I feel connected to a teenager I've never met. I've only experienced a glimpse of his creativity, through a blog , fed through ASCD. I felt a connection to another who viewed his video and recognized the talent it took for "the guy who actually CAME UP with the idea, worked out the entire order of words to make it work, and figured out the movements to put it all together which require[d] a very creative mind that alone deserves attention".
I'm envisioning how this video will connect people all around the world. There will be conversations, similar to the quick conversations about a poor teenage beauty contestant who couldn't gather her thoughts, we'll continue our daily activities, and wait for the next connection. Longevity is no longer a criterion in making connections - it has more immediacy.
I feel connected to Ian Falconer - I owe him an apology for assuming that a mere reference to his creative magnets would be sufficient to pass along his mental property. On the other hand, the potentially nameless owner of these hands will propel a movement, probably farther reaching than the Macarena, improve the sales of mp3's of this song as others want to show friends that they can recreate his creativity.
George Siemens provides several different tangents from connectivism, putting it succinctly in context with better known learning theories using his espace articulate presentation than I found in his traditional book. At least he incorporates learning 2.0 with offers of customization of the text to suit specific needs.

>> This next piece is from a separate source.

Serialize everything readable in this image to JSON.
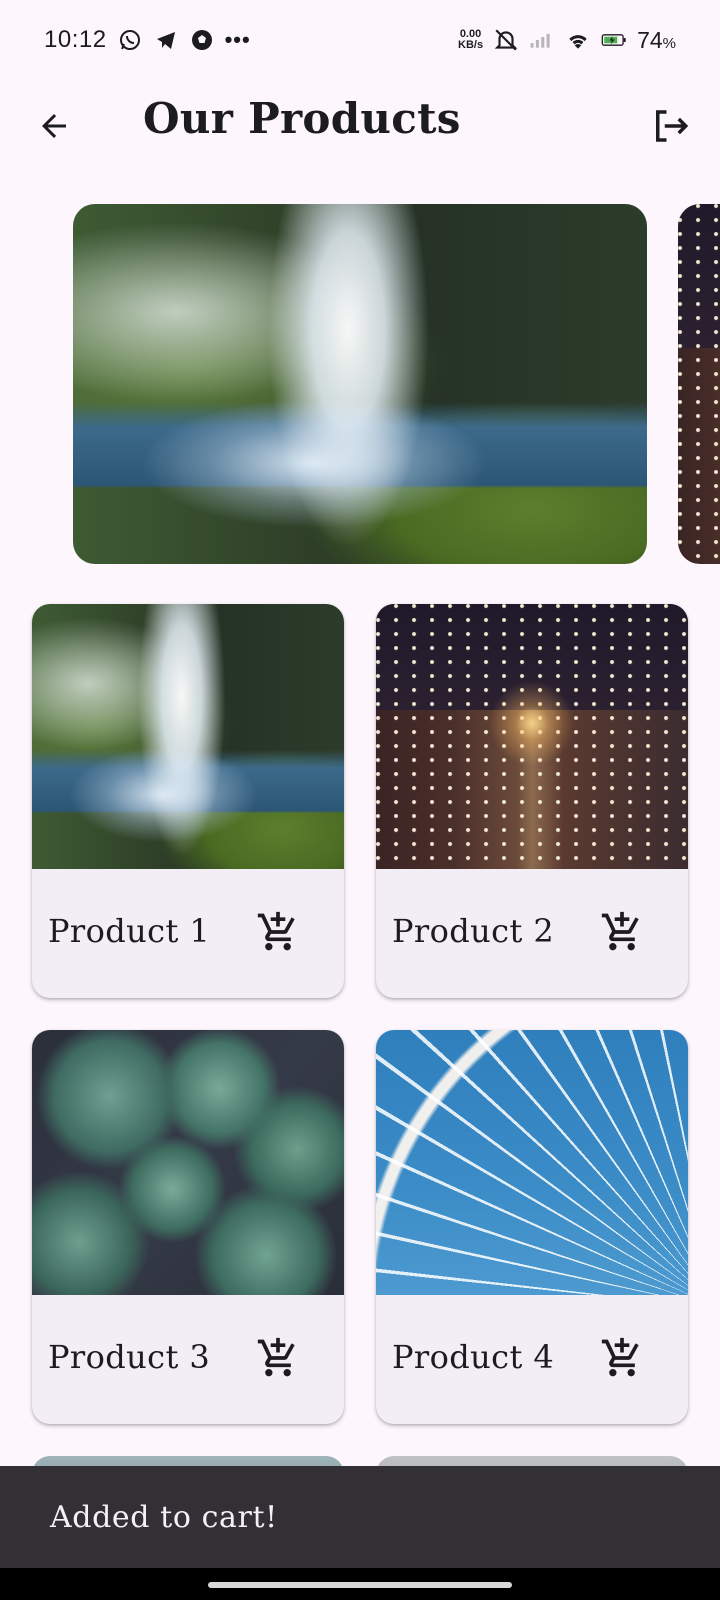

Take a moment to connect with an upbeat message - pun intended. Click play below.